Starting from the first line below, repeat the data exactly through to the last.

======== Provided entries

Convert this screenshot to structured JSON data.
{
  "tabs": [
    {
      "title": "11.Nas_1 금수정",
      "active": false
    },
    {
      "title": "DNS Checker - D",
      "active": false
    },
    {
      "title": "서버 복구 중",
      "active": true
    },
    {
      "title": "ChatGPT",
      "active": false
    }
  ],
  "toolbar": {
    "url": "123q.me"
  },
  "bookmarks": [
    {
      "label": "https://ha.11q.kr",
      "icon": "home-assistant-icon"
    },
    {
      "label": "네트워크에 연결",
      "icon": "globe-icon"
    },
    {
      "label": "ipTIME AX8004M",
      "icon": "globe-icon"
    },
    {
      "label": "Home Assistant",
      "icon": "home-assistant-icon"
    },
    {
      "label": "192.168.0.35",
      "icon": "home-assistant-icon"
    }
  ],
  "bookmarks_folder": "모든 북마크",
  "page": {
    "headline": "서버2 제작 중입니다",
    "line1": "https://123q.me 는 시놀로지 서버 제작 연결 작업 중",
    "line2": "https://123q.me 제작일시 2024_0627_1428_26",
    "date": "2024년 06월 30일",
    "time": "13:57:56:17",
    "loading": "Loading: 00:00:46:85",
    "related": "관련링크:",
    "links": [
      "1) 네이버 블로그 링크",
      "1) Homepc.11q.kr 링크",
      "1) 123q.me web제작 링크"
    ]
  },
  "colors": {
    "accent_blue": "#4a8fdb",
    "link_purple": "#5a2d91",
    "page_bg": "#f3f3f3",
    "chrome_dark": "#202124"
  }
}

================

Written response:
Convert this screenshot to structured JSON data.
{
  "tabs": [
    {
      "title": "11.Nas_1 금수정",
      "active": false
    },
    {
      "title": "DNS Checker - D",
      "active": false
    },
    {
      "title": "서버 복구 중",
      "active": true
    },
    {
      "title": "ChatGPT",
      "active": false
    }
  ],
  "toolbar": {
    "url": "123q.me"
  },
  "bookmarks": [
    {
      "label": "https://ha.11q.kr",
      "icon": "home-assistant-icon"
    },
    {
      "label": "네트워크에 연결",
      "icon": "globe-icon"
    },
    {
      "label": "ipTIME AX8004M",
      "icon": "globe-icon"
    },
    {
      "label": "Home Assistant",
      "icon": "home-assistant-icon"
    },
    {
      "label": "192.168.0.35",
      "icon": "home-assistant-icon"
    }
  ],
  "bookmarks_folder": "모든 북마크",
  "page": {
    "headline": "서버2 제작 중입니다",
    "line1": "https://123q.me 는 시놀로지 서버 제작 연결 작업 중",
    "line2": "https://123q.me 제작일시 2024_0627_1428_26",
    "date": "2024년 06월 30일",
    "time": "13:57:56:17",
    "loading": "Loading: 00:00:46:85",
    "related": "관련링크:",
    "links": [
      "1) 네이버 블로그 링크",
      "1) Homepc.11q.kr 링크",
      "1) 123q.me web제작 링크"
    ]
  },
  "colors": {
    "accent_blue": "#4a8fdb",
    "link_purple": "#5a2d91",
    "page_bg": "#f3f3f3",
    "chrome_dark": "#202124"
  }
}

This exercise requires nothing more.